### [Task description]
Please return each line of the listing exactly as given.

### [Recorded data]
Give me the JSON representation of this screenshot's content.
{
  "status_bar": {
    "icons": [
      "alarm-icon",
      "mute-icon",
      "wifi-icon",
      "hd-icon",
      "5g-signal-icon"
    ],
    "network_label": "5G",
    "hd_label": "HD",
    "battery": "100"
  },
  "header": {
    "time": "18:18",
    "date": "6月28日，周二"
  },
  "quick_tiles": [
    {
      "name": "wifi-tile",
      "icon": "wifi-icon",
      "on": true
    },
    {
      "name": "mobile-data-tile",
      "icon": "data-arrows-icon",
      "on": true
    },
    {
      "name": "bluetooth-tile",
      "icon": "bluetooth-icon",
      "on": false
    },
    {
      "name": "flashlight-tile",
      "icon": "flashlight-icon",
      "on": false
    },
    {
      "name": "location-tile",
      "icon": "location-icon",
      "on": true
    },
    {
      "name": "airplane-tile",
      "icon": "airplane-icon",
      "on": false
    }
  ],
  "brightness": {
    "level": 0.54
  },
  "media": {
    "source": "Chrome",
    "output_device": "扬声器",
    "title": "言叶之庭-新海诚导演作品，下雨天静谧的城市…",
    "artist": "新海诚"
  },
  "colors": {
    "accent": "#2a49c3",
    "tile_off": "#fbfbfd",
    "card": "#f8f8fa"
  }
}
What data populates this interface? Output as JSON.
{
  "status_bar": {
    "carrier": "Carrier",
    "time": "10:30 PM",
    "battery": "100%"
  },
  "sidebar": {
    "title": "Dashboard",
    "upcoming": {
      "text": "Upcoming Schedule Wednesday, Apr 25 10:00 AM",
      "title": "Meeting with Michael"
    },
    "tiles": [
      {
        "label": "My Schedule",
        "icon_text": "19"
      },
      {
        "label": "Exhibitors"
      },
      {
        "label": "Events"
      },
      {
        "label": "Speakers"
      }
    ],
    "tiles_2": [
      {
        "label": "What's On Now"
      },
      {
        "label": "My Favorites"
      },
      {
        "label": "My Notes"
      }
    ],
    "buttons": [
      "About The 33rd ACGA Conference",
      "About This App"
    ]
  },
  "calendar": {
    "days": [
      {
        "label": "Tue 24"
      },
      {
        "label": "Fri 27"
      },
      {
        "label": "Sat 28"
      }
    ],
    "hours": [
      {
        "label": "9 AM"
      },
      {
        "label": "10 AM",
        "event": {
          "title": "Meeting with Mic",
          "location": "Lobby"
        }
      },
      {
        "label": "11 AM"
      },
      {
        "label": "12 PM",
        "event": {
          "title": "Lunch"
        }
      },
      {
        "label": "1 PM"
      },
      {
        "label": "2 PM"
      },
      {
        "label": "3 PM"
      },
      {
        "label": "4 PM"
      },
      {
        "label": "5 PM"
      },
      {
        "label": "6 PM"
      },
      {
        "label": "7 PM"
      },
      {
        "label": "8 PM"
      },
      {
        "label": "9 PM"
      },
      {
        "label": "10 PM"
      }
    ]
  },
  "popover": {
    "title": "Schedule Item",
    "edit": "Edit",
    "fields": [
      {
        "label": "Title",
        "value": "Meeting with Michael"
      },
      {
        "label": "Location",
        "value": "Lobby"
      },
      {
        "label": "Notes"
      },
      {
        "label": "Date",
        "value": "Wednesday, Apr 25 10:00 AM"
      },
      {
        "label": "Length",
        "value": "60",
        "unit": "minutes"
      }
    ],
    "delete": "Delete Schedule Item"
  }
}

### [Answer to this problem]
Give me the JSON representation of this screenshot's content.
{
  "status_bar": {
    "icons": [
      "alarm-icon",
      "mute-icon",
      "wifi-icon",
      "hd-icon",
      "5g-signal-icon"
    ],
    "network_label": "5G",
    "hd_label": "HD",
    "battery": "100"
  },
  "header": {
    "time": "18:18",
    "date": "6月28日，周二"
  },
  "quick_tiles": [
    {
      "name": "wifi-tile",
      "icon": "wifi-icon",
      "on": true
    },
    {
      "name": "mobile-data-tile",
      "icon": "data-arrows-icon",
      "on": true
    },
    {
      "name": "bluetooth-tile",
      "icon": "bluetooth-icon",
      "on": false
    },
    {
      "name": "flashlight-tile",
      "icon": "flashlight-icon",
      "on": false
    },
    {
      "name": "location-tile",
      "icon": "location-icon",
      "on": true
    },
    {
      "name": "airplane-tile",
      "icon": "airplane-icon",
      "on": false
    }
  ],
  "brightness": {
    "level": 0.54
  },
  "media": {
    "source": "Chrome",
    "output_device": "扬声器",
    "title": "言叶之庭-新海诚导演作品，下雨天静谧的城市…",
    "artist": "新海诚"
  },
  "colors": {
    "accent": "#2a49c3",
    "tile_off": "#fbfbfd",
    "card": "#f8f8fa"
  }
}
What data populates this interface? Output as JSON.
{
  "status_bar": {
    "carrier": "Carrier",
    "time": "10:30 PM",
    "battery": "100%"
  },
  "sidebar": {
    "title": "Dashboard",
    "upcoming": {
      "text": "Upcoming Schedule Wednesday, Apr 25 10:00 AM",
      "title": "Meeting with Michael"
    },
    "tiles": [
      {
        "label": "My Schedule",
        "icon_text": "19"
      },
      {
        "label": "Exhibitors"
      },
      {
        "label": "Events"
      },
      {
        "label": "Speakers"
      }
    ],
    "tiles_2": [
      {
        "label": "What's On Now"
      },
      {
        "label": "My Favorites"
      },
      {
        "label": "My Notes"
      }
    ],
    "buttons": [
      "About The 33rd ACGA Conference",
      "About This App"
    ]
  },
  "calendar": {
    "days": [
      {
        "label": "Tue 24"
      },
      {
        "label": "Fri 27"
      },
      {
        "label": "Sat 28"
      }
    ],
    "hours": [
      {
        "label": "9 AM"
      },
      {
        "label": "10 AM",
        "event": {
          "title": "Meeting with Mic",
          "location": "Lobby"
        }
      },
      {
        "label": "11 AM"
      },
      {
        "label": "12 PM",
        "event": {
          "title": "Lunch"
        }
      },
      {
        "label": "1 PM"
      },
      {
        "label": "2 PM"
      },
      {
        "label": "3 PM"
      },
      {
        "label": "4 PM"
      },
      {
        "label": "5 PM"
      },
      {
        "label": "6 PM"
      },
      {
        "label": "7 PM"
      },
      {
        "label": "8 PM"
      },
      {
        "label": "9 PM"
      },
      {
        "label": "10 PM"
      }
    ]
  },
  "popover": {
    "title": "Schedule Item",
    "edit": "Edit",
    "fields": [
      {
        "label": "Title",
        "value": "Meeting with Michael"
      },
      {
        "label": "Location",
        "value": "Lobby"
      },
      {
        "label": "Notes"
      },
      {
        "label": "Date",
        "value": "Wednesday, Apr 25 10:00 AM"
      },
      {
        "label": "Length",
        "value": "60",
        "unit": "minutes"
      }
    ],
    "delete": "Delete Schedule Item"
  }
}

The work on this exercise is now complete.